On the evening of Saturday 3 August 1968, people arriving at Preston station to catch the 2048 to Blackpool North or the 2125 to Liverpool Exchange, must have wondered just what was going on. There were hundreds of people milling about – many carrying cameras and recording equipment. Anyone not in the know could have been forgiven for thinking that these people were awaiting something special. The Queen? The Beatles? No.
They were railway enthusiasts, local historians, or just those with a passing interest. They were there to witness the last scheduled passenger services on BR booked to be worked by steam locomotives. When BR came into existence on 1 January 1948, it had inherited over 20,000 steam locomotives, and built a further 2500, ending in March 1960 when the freight locomotive Evening Star was completed at Swindon Works. Now only a handful remained, spread between the last three sheds open to steam, Carnforth, Lostock Hall and Rose Grove.
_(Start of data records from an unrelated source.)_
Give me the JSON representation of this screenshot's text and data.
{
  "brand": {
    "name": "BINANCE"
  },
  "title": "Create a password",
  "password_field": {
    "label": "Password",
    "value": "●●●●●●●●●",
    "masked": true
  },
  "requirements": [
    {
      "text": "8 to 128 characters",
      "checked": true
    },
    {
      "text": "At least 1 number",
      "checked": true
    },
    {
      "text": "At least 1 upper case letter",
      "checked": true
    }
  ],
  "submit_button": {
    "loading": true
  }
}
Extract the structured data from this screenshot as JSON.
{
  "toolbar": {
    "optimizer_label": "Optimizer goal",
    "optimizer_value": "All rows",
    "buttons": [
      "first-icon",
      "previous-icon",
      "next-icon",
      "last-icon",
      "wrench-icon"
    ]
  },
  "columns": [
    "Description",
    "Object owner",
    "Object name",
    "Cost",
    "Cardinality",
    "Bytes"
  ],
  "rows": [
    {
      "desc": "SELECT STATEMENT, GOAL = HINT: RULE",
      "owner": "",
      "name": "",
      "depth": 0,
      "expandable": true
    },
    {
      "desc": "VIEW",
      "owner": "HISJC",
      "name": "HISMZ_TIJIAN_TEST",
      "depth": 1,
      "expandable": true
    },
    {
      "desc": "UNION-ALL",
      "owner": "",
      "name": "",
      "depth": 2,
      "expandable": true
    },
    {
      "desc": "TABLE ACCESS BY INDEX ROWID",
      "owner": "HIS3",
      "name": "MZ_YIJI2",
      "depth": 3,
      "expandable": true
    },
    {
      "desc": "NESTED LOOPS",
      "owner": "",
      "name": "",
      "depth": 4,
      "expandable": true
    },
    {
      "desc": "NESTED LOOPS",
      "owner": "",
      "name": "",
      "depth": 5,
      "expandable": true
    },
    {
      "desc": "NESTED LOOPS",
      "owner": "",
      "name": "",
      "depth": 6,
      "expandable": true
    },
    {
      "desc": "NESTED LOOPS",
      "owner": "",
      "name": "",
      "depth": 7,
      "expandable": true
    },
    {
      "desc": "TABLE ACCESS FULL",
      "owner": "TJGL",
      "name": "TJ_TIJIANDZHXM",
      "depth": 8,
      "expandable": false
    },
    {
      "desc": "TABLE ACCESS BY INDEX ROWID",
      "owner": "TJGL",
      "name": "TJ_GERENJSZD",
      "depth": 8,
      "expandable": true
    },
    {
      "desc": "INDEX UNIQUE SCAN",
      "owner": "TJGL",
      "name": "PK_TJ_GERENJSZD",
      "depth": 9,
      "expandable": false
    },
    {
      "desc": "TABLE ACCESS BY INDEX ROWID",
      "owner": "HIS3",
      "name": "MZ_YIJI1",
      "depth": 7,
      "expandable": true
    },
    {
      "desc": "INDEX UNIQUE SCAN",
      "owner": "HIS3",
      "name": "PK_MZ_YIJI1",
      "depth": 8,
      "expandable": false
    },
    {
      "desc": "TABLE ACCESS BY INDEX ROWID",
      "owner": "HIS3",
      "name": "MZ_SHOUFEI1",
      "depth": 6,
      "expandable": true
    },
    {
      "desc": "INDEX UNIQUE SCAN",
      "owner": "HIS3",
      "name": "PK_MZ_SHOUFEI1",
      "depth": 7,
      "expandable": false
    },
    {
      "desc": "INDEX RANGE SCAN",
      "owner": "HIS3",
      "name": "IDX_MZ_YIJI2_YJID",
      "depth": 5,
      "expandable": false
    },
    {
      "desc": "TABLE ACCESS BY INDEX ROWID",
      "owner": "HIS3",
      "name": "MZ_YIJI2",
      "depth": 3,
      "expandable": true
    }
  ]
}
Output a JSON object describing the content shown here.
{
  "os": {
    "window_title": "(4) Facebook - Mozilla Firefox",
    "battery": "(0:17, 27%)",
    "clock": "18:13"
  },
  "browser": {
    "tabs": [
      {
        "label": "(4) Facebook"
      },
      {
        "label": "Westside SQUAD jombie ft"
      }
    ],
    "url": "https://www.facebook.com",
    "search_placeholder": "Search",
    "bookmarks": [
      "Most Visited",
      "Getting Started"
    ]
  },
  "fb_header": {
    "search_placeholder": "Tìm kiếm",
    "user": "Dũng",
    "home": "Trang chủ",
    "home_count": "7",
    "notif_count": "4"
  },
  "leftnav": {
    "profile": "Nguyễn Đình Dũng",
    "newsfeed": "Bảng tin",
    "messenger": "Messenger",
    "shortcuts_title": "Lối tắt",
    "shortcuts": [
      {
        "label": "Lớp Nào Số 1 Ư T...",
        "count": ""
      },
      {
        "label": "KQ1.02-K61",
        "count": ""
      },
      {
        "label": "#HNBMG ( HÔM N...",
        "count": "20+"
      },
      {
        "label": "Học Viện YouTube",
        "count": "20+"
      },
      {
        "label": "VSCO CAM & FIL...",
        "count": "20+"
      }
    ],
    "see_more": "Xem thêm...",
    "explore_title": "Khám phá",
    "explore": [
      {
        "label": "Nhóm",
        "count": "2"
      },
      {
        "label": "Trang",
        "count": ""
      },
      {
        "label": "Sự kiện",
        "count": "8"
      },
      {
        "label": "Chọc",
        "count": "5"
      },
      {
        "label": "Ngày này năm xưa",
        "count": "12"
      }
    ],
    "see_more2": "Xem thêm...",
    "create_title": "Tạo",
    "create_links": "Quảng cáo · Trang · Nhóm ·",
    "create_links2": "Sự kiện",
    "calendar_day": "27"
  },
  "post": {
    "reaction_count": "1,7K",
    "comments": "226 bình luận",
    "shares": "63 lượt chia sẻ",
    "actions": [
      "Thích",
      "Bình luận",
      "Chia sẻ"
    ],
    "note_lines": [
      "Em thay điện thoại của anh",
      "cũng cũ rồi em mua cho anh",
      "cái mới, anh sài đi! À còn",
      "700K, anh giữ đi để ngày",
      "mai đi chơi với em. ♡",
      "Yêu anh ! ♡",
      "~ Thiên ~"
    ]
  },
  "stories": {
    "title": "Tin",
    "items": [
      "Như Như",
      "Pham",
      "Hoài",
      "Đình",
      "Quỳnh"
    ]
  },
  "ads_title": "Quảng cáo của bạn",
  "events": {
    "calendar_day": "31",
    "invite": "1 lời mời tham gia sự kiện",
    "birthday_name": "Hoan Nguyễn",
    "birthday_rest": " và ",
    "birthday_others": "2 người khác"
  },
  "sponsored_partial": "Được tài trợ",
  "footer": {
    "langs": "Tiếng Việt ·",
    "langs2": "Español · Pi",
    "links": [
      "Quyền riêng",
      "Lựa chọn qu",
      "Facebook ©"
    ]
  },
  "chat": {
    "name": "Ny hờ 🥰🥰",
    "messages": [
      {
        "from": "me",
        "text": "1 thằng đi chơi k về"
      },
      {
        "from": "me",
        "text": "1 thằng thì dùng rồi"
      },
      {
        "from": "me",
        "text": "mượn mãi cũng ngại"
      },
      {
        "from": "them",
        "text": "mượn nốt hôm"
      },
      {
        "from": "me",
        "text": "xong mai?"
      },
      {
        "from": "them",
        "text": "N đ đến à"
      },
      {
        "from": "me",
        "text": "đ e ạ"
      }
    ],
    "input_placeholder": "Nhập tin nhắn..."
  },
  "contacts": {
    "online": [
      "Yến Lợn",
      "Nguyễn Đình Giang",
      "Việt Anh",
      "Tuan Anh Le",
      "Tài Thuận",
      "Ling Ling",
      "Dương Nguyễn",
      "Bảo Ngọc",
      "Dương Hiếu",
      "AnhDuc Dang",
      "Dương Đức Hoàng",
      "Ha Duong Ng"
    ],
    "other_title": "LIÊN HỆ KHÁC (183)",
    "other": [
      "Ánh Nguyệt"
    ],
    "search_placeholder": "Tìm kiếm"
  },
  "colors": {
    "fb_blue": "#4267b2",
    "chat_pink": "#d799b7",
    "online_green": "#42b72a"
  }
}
At around 2015 locomotive 45212 arrived from Lostock Hall. It would take the rear portion of the 1705 from Euston on to Blackpool North. The front portion would carry on to Carlisle hauled by a diesel-electric. Just over an hour later, hundreds gathered on platform 6 to record the arrival of the train from Glasgow, its diesel-electric come off and steam locomotive 45318 go on. Before it left for Liverpool Exchange, someone had climbed on the front 45318 and attached a headboard “The End Of LMS Steam.”
So many people travelled on the 2125 that anyone wanting to spend a penny would have to cross their legs as many of the toilets were crammed with passengers. Hundreds turned up at Liverpool Exchange, crowd control in the hands of a lone policeman and his dog. After a bit of a sing along, that was it. Steam traction on BR had come to an end.
On Sunday 4 August, various railway societies operated six there and back steam hauled specials, including Manchester Victoria to Southport; St Pancras to Carnforth via Manchester; Stockport to Carnforth. From Monday, 5 August, BR was steam free, apart from the three engines it operated on the narrow-gauge Vale of Rheidol line between Aberystwyth and Devils Bridge.
The following Sunday, BR ran its own commemorative special. Limited to 470 passengers, paying 15guineas each – £272.39 at 2018 prices, it ran from Liverpool Lime Street to Manchester Victoria and then on to Carlisle and back. The first leg of train 1T57, hauled by 45110 departed Lime Street at 0910, pausing at Rainhill to mark the opening of the Liverpool & Manchester Railway in 1830. From Manchester Victoria, the train was hauled by 70013 Oliver Cromwell, the last steam locomotive overhauled for use by BR. At stations, on bridges and embankments along the route, enthusiasts gathered to watch, wave, cheer and photograph 1T57 on its way. They did the same for the return run.
The return leg Carlisle to Manchester Victoria was hauled by two engines 44781 and 44871. At Manchester, 45110 took the train back to Liverpool, arriving at Lime Street nine minutes late though no one cared.
Even this was not quite the end. 70013 ran light engine from Carlisle back to Lostock Hall and then ran overnight to Norwich, from where it was taken by road to Diss for preservation at the Bressingham Steam Centre. Of the other locos that had taken part in 1T57, 45110 and 44871 were preserved. 44781 was used in the movie Virgin Soldiers in which it was derailed and apparently arranged in an artistic pose for filming. It was bought for preservation but there was a problem in arranging for BR to re-rail it, so it was sold on to a scrap merchant who cut it up on site.
Once 70013 had reached Norwich, BR imposed a total ban on the use of steam locomotives though there was one exception. Alan Pegler, the owner of the preserved express loco Flying Scotsman, had a contract with BR allowing his engine to haul special trains.
And as for the railway enthusiasts? There was still a large number of steam locomotives operating in the UK but they were in industry, working at collieries, quarries, in steelworks, shipyards, engineering plants and so on – even the army still owned one or two.